A Photographic Memory

Directed by Rachel Elizabeth Seed. 

Thirty years after her mother’s death, photographer Rachel Elizabeth Seed discovers her mother Sheila Turner-Seed’s work—interviews with some of the greatest photographers of the 20th Century, including Henri Cartier-Bresson and W. Eugene Smith—in her father’s garage. When she threads the audio reels and presses play, she hears her mother’s voice for the first time since she was a baby. Rachel finds it familiar and comforting, and is transformed by the experience. Wanting to know more about her mother and to revitalize and honor her work, Rachel revisits the photographers, as well as her mother’s friends and family, to learn who Sheila was while also looking at how photography can help preserve memory and reconnect us with those we have lost. Through this process, Rachel gains a sense of connection to her mother by discovering how much they have in common: their looks, ambition, career paths, and desire to settle down and have a family. However, in order to move on with her own life, Rachel comes to realize she must set herself apart from Sheila, and to do that must find out if she has the same genetic predisposition to early death that took her mother’s life. Rachel’s ability to forge her own path hinges on these medical results.
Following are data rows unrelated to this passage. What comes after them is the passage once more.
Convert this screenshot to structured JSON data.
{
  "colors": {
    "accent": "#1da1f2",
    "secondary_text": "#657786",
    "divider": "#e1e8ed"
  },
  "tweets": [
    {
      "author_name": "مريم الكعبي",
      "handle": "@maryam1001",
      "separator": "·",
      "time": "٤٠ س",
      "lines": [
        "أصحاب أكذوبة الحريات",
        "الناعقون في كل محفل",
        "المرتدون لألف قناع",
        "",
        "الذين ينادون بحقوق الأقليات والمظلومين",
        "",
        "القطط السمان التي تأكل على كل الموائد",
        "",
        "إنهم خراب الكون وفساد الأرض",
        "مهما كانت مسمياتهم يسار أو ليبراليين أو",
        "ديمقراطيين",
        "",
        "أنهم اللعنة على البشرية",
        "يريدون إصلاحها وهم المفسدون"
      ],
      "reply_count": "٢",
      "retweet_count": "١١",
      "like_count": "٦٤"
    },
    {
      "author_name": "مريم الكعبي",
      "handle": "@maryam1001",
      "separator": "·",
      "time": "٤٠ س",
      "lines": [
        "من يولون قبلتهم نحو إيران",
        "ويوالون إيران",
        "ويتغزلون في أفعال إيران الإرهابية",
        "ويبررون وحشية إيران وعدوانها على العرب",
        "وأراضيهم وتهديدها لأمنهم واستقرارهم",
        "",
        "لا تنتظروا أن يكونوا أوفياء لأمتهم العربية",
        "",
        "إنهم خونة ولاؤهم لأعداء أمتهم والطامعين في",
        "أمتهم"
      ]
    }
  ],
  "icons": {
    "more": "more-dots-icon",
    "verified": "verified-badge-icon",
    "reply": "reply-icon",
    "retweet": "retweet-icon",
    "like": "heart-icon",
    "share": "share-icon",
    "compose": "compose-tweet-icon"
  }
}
During the course of the film, the viewer accompanies Rachel as she tracks down New York street photographer Bruce Davidson, British war photographer Don McCullin, National Geographic’s William Albert Allard, International Center of Photography founder and photographer Cornell Capa, and Henri Cartier-Bresson’s widow, Magnum photographer, Martine Franck. Rachel also visits her mother’s family, friends and colleagues to expand on her knowledge about Sheila as a friend, lover, artist and relative. Interwoven with Rachel’s interviews are Sheila’s groundbreaking conversations with the photographers; Kodachrome Super 8 home movies; photographs by the featured photographers; Sheila’s prolific contact sheets and negatives that provide a visual journal of her last years; audio letters; and excerpts from her mother’s journals. This media is edited into a posthumous, nonlinear, mother-daughter collaboration that revitalizes Sheila’s creative legacy and speaks to the themes of memory, loss, and inheritance, and what it means to grow up motherless.